Public transport is the main transport alternative to car use, with the 2011 Scottish Census indicating that 52% of non-car users commute (to work and study) by public transport modes, followed by active transport at 42% (Scotland's Census, 2011). Public transport offers a number of opportunities from an equalities perspective. Scotland's concessionary fare scheme ( e.g. Hupert and Galilee, 2015; Rye and Mykura, 2009) is identified as helping reduce social exclusion. This scheme provides free or subsidised travel on buses for those aged over 60 or who have a disability (Transport Scotland, 2016). While innovative shared transport schemes ( e.g. Wright et al., 2009) in rural Highland Scotland offers opportunities in terms of providing access to employment and training in areas which are harder to reach by conventional schemes.

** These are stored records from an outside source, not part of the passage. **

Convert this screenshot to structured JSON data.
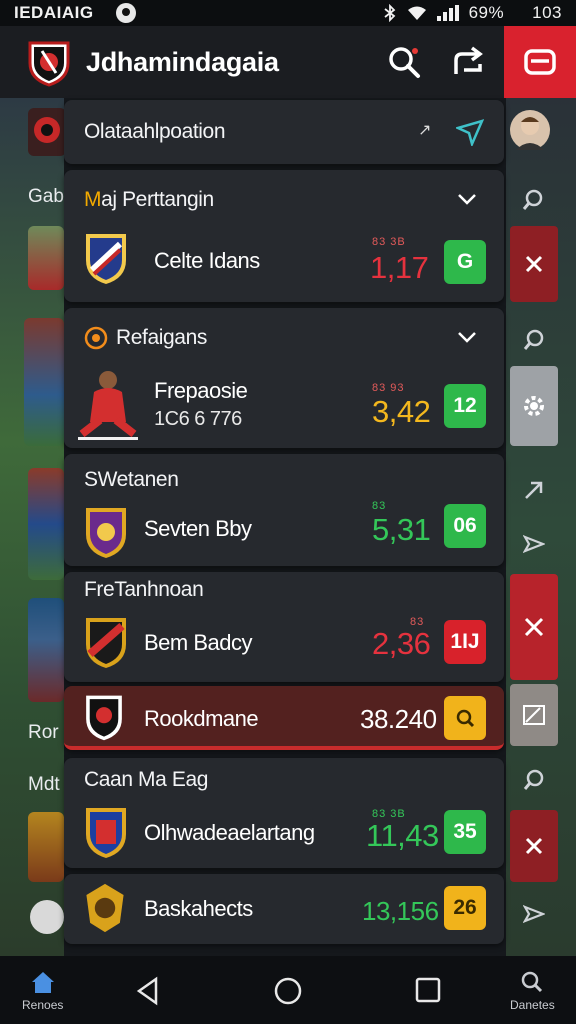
{
  "status_bar": {
    "carrier": "IEDAIAIG",
    "battery": "69%",
    "time": "103"
  },
  "header": {
    "title": "Jdhamindagaia"
  },
  "search_card": {
    "title": "Olataahlpoation",
    "badge": "↗"
  },
  "side": {
    "label_1": "Gab",
    "label_2": "Ror",
    "label_3": "Mdt"
  },
  "sections": [
    {
      "title": "Maj Perttangin",
      "title_prefix": "M",
      "rows": [
        {
          "team": "Celte Idans",
          "tag": "83   3B",
          "odds": "1,17",
          "pill": "G"
        }
      ]
    },
    {
      "title": "Refaigans",
      "rows": [
        {
          "team": "Frepaosie",
          "sub": "1C6 6  776",
          "tag": "83   93",
          "odds": "3,42",
          "pill": "12"
        }
      ]
    },
    {
      "title": "SWetanen",
      "rows": [
        {
          "team": "Sevten Bby",
          "tag": "83",
          "odds": "5,31",
          "pill": "06"
        }
      ]
    },
    {
      "title": "FreTanhnoan",
      "rows": [
        {
          "team": "Bem Badcy",
          "tag": "83",
          "odds": "2,36",
          "pill": "1IJ"
        }
      ]
    },
    {
      "title": "",
      "rows": [
        {
          "team": "Rookdmane",
          "odds": "38.240",
          "pill": "Q"
        }
      ]
    },
    {
      "title": "Caan Ma Eag",
      "rows": [
        {
          "team": "Olhwadeaelartang",
          "tag": "83   3B",
          "odds": "11,43",
          "pill": "35"
        }
      ]
    },
    {
      "title": "",
      "rows": [
        {
          "team": "Baskahects",
          "odds": "13,156",
          "pill": "26"
        }
      ]
    }
  ],
  "bottom_nav": {
    "home": "Renoes",
    "right": "Danetes"
  },
  "colors": {
    "accent_red": "#d9222e",
    "odds_green": "#34c759",
    "odds_red": "#e5323e",
    "odds_yellow": "#f4b81e"
  }
}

In terms of achieving the broader benefits of public transport, steps need to be taken to ensure that existing barriers are addressed. For example, disabled people can face barriers when using public transport, these can be physical (such as a lack of accessible vehicles), attitudinal (a lack of knowledge among transport staff) and economical (reflecting potential lower incomes) (Rees, 2016). On average, the number of trips made by those with mobility disabilities is significantly fewer than those without and this gap grows as people get older ( DfT, 2012). As Rye and Mykura (2009) note, while concessionary fares reduce cost, other significant barriers to socially inclusive public transport exist. These barriers include the need for suitable facilities such as benches and bus stop shelters, as well as real and perceived safety concerns (Mackett et al., 2008; The Coalition for Racial Equality and Rights, 2008a; Yavuz and Welch, 2010). The lack of awareness and knowledge of the needs of disabled people is also harder to change (Rees, 2016).

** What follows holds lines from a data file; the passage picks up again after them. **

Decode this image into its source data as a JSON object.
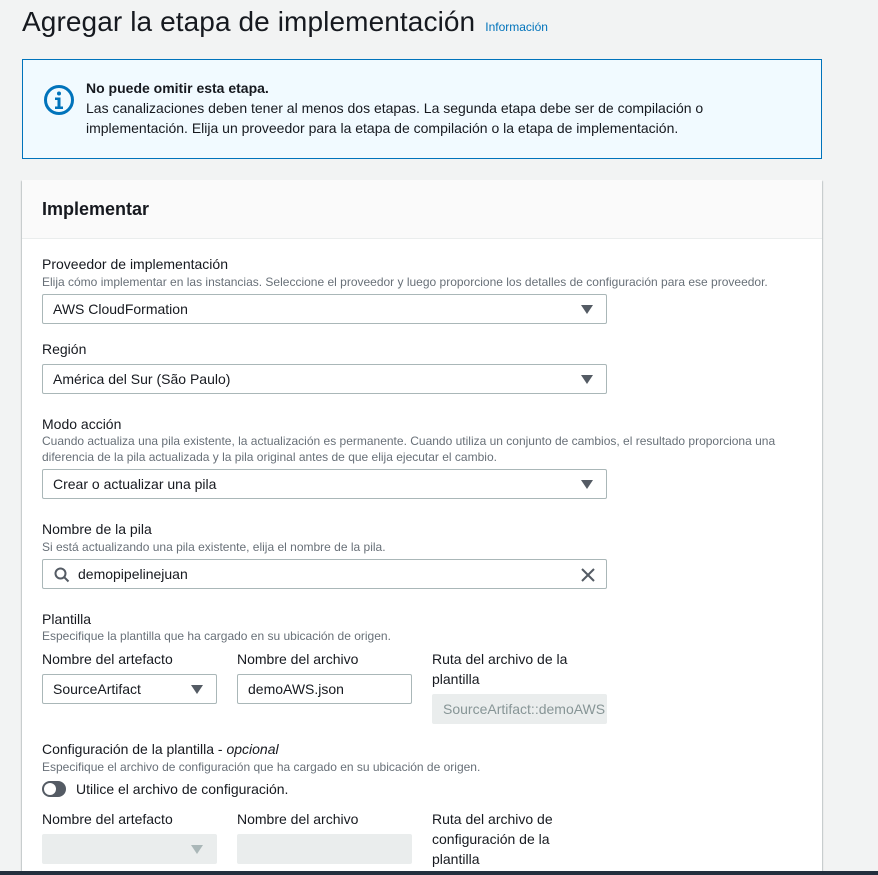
{
  "header": {
    "title": "Agregar la etapa de implementación",
    "info_link": "Información"
  },
  "alert": {
    "title": "No puede omitir esta etapa.",
    "line1": "Las canalizaciones deben tener al menos dos etapas. La segunda etapa debe ser de compilación o",
    "line2": "implementación. Elija un proveedor para la etapa de compilación o la etapa de implementación."
  },
  "panel": {
    "title": "Implementar",
    "provider": {
      "label": "Proveedor de implementación",
      "description": "Elija cómo implementar en las instancias. Seleccione el proveedor y luego proporcione los detalles de configuración para ese proveedor.",
      "value": "AWS CloudFormation"
    },
    "region": {
      "label": "Región",
      "value": "América del Sur (São Paulo)"
    },
    "action_mode": {
      "label": "Modo acción",
      "description_line1": "Cuando actualiza una pila existente, la actualización es permanente. Cuando utiliza un conjunto de cambios, el resultado proporciona una",
      "description_line2": "diferencia de la pila actualizada y la pila original antes de que elija ejecutar el cambio.",
      "value": "Crear o actualizar una pila"
    },
    "stack_name": {
      "label": "Nombre de la pila",
      "description": "Si está actualizando una pila existente, elija el nombre de la pila.",
      "value": "demopipelinejuan"
    },
    "template": {
      "label": "Plantilla",
      "description": "Especifique la plantilla que ha cargado en su ubicación de origen.",
      "artifact_label": "Nombre del artefacto",
      "artifact_value": "SourceArtifact",
      "filename_label": "Nombre del archivo",
      "filename_value": "demoAWS.json",
      "path_label_line1": "Ruta del archivo de la",
      "path_label_line2": "plantilla",
      "path_value": "SourceArtifact::demoAWS.json"
    },
    "template_config": {
      "label": "Configuración de la plantilla - ",
      "optional": "opcional",
      "description": "Especifique el archivo de configuración que ha cargado en su ubicación de origen.",
      "toggle_label": "Utilice el archivo de configuración.",
      "artifact_label": "Nombre del artefacto",
      "filename_label": "Nombre del archivo",
      "path_label_line1": "Ruta del archivo de",
      "path_label_line2": "configuración de la",
      "path_label_line3": "plantilla"
    }
  },
  "colors": {
    "link": "#0073bb",
    "alert_border": "#0073bb",
    "alert_bg": "#f1faff",
    "toggle_off": "#545b64"
  }
}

For women personal safety can be a barrier, and they tend to self-limit their activities and movement to a larger degree than men due to such perceptions and actual risk (GenderSTE, 2016). Public transport can also serve as the scene for discrimination based on gender identity and sexual orientation. The Diversity Trust (2014) found that 36 % of surveyed respondents had been discriminated against at some point, with 32% of incidents taking place on public transport.
Overcoming barriers to increased use of public transportation and reducing perceived as well as real threats are an essential part of reducing transport inequality and subsequent mitigation of greenhouse gases (Andrich et al., 2013; Hargreaves et al., 2013; Yavuz and Welch, 2010). Here policy makers need to understand the key disadvantaged groups and their travel needs, with engagement with groups essential in the design and implementation of policy (Skinner et al., 2011).
Email: Debbie Sagar